One of the outcomes of the Leap Manifesto is the redefinition of “Green jobs” to mean low-carbon jobs, e.g. caretaking, teaching – essentially a new way of looking at what this means. She noted that Germany has already done this in tandem with a larger commitment to carbon reduction, with great economic benefits.

Klein emphasized the need to coordinate and be sensitive to and aware of the different constituencies involved in progressive causes (she used the example of solutions that may help reduce carbon emissions but impact poor communities negatively). She noted the importance of connecting with various groups (out of the silos!) and to be aware of issues from less represented groups – unite in a coherent, collaborative, community-centered fashion (a lot can be done locally) . We need to focus on getting to Yes, not just getting good at protesting!

Other points she discussed:

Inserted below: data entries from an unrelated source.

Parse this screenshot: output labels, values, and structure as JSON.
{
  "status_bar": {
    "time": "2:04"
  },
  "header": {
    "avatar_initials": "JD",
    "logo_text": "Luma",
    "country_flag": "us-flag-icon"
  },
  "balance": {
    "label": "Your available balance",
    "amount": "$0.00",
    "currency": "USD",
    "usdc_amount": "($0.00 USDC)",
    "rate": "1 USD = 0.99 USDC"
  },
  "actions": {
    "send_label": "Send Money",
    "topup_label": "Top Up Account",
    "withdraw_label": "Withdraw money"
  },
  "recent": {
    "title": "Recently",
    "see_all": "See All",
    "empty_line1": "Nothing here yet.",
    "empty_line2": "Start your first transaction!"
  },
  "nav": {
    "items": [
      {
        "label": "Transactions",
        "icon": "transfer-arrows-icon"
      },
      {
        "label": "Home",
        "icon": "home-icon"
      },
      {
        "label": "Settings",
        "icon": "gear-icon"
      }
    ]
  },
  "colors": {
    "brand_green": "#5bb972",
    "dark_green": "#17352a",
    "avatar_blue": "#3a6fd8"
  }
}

  • We need to fight for the end of fossil fuel subsidies and move toward a progressive carbon tax
  • A powerful form of resistance is through banks: we have to put pressure on institutions to divest from fossil fuel investments (this is an ongoing discussion within the UC system, with students putting pressure on the Regents to agree to full divestment)
  • We need to connect with those on the frontlines of struggle, e.g. resisters at Standing Rock – be protectors of the cause
  • Instead of emphasizing what we’re against, emphasize what we’re for: Clean Air, Clean Water
  • Trump is pushing a larger population to turn against greed – we are reaching a breaking point. We must confront the culture, not just policies.
  • She emphasized several times that we all need to get out of our silos – it is of utmost importance to come together in resistance [Note: a key principle of Indivisble!]
  • In a reference to Michelle Obama’s call “When they go low, we go high”, Klein said when the Right goes low/rogue in deeds we need to fight back with bigger counter-actions.
  • In addition to the national fight, we need to focus on areas not controlled by the federal government: cities, states, universities, etc. – this can be a good way to ‘cross the aisle’
  • When asked 2 degrees is still a realistic goal in controlling climate change she had good news (if oil stays around $50/barrel this will keep exploration at bay) and bad news (wars with oil supplying countries drives up the price and exploration, and with the Trump administration war is not hard to imagine)

The Women and the Environment conference:
Naomi Klein’s website:
The Leap Manifesto: